Ceramic Tile That Looks Like Hardwood Flooring

Lindsay ~ 3 July 2007

The best way to get the genuine look of hardwood flooring is to, well, install hardwood floors. But wood can be on the expensive side, so many homeowners look for alternatives. Also, it’s not always a good fit in a bathroom, kitchen, or other areas that might see frequent moisture. Likewise, laminate flooring can warp if it gets wet often. That’s why ceramic tiles are popular in bathrooms, entryways, and kitchens. But most of them don’t look much like wood. Except this one:

The Woodlands 6×20 Interceramic ceramic tiles come in styles that mimic hardwood floors. They have cherry, maple, sherwood, chestnut, and oak. “The wood look gives the room a warm, familiar atmosphere that is inviting and after all the guests have left, the easy maintenance of ceramic floor will make sure you don’t spend all night cleaning.” (as if I would have spent all night cleaning anyway)

$4 a square foot at Barefoot Floors

wood-look-ceramic-tile.jpg

Comments

sherrie

16 December

what kind of grout do you use on tile that looks like wood?

Mark

17 December

This stuff is great. I have been seeing more and more of this material because many of my contracting clients are requesting to have it installed in their homes. If you like tile, and know how to install it, and also like the look of hardwood floors this would be great for your home!

hobart welders

4 February

This is a great alternative to hardwood floor!
I’m surprised that they actually have that many colors as well…
I’m definitely gonna check it out.

Eric Hurst

16 June
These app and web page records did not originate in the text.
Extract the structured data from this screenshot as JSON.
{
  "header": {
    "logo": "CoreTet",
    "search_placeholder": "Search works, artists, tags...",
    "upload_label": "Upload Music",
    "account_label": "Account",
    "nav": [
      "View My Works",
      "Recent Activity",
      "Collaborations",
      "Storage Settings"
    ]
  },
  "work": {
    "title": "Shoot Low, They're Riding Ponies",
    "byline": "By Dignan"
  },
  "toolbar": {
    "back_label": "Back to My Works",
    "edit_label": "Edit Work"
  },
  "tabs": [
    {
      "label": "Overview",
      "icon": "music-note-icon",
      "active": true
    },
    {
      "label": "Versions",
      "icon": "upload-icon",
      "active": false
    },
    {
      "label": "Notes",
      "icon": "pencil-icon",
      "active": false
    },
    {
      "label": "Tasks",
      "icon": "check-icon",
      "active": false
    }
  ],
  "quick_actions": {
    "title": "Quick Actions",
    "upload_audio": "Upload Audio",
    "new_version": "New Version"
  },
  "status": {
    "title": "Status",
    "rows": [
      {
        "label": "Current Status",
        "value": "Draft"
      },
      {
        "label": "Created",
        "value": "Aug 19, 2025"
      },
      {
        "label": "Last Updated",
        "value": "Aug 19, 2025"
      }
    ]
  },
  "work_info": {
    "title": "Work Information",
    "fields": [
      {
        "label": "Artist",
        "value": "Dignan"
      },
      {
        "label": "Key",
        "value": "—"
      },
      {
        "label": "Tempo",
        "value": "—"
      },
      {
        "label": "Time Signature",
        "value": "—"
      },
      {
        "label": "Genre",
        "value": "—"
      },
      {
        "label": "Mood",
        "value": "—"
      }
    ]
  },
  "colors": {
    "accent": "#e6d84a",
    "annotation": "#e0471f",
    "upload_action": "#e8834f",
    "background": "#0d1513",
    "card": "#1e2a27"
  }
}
I’m a wood floor guy by trade, so perhaps I’m a littly bit biased, but I’ve seen tile that mimics hardwood a few times, and each time I thought it looked terrible. But that’s just me, there is a buyer out there for pretty much anything a manufacturer offers, so naturally “hardwood tile” is going to end up in a few houses, but I would expect to see it become wildly popular. To REALLY look like wood, you would need to have some longer pieces, and the longer the tile, the more susceptible it is to breaking, cracking, etc…